> Your objective
For this exercise, copy each line of the records that contains the word "label".

(Page and application data records)
★ ★ ★ ★ ★ ★ ★
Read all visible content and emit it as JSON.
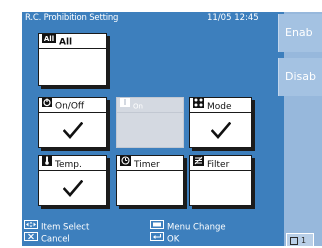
{
  "header": {
    "title": "R.C. Prohibition Setting",
    "datetime": "11/05 12:45"
  },
  "side_buttons": {
    "enable": "Enab",
    "disable": "Disab"
  },
  "cards": {
    "all": {
      "label": "All",
      "checked": false,
      "icon": "all-icon"
    },
    "on_off": {
      "label": "On/Off",
      "checked": true,
      "icon": "power-icon"
    },
    "on": {
      "label": "On",
      "checked": false,
      "disabled": true,
      "icon": "on-icon"
    },
    "mode": {
      "label": "Mode",
      "checked": true,
      "icon": "mode-icon"
    },
    "temp": {
      "label": "Temp.",
      "checked": true,
      "icon": "thermometer-icon"
    },
    "timer": {
      "label": "Timer",
      "checked": false,
      "icon": "clock-icon"
    },
    "filter": {
      "label": "Filter",
      "checked": false,
      "icon": "filter-icon"
    }
  },
  "footer": {
    "item_select": "Item Select",
    "cancel": "Cancel",
    "menu_change": "Menu Change",
    "ok": "OK"
  },
  "page_indicator": "1",
  "colors": {
    "screen_bg": "#3d7fbd",
    "side_bg": "#97b8dc",
    "card_bg": "#ffffff",
    "disabled_bg": "#d4d9e1"
  }
}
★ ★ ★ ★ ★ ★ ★
> Written response
      "label": "All",
      "label": "On/Off",
      "label": "On",
      "label": "Mode",
      "label": "Temp.",
      "label": "Timer",
      "label": "Filter",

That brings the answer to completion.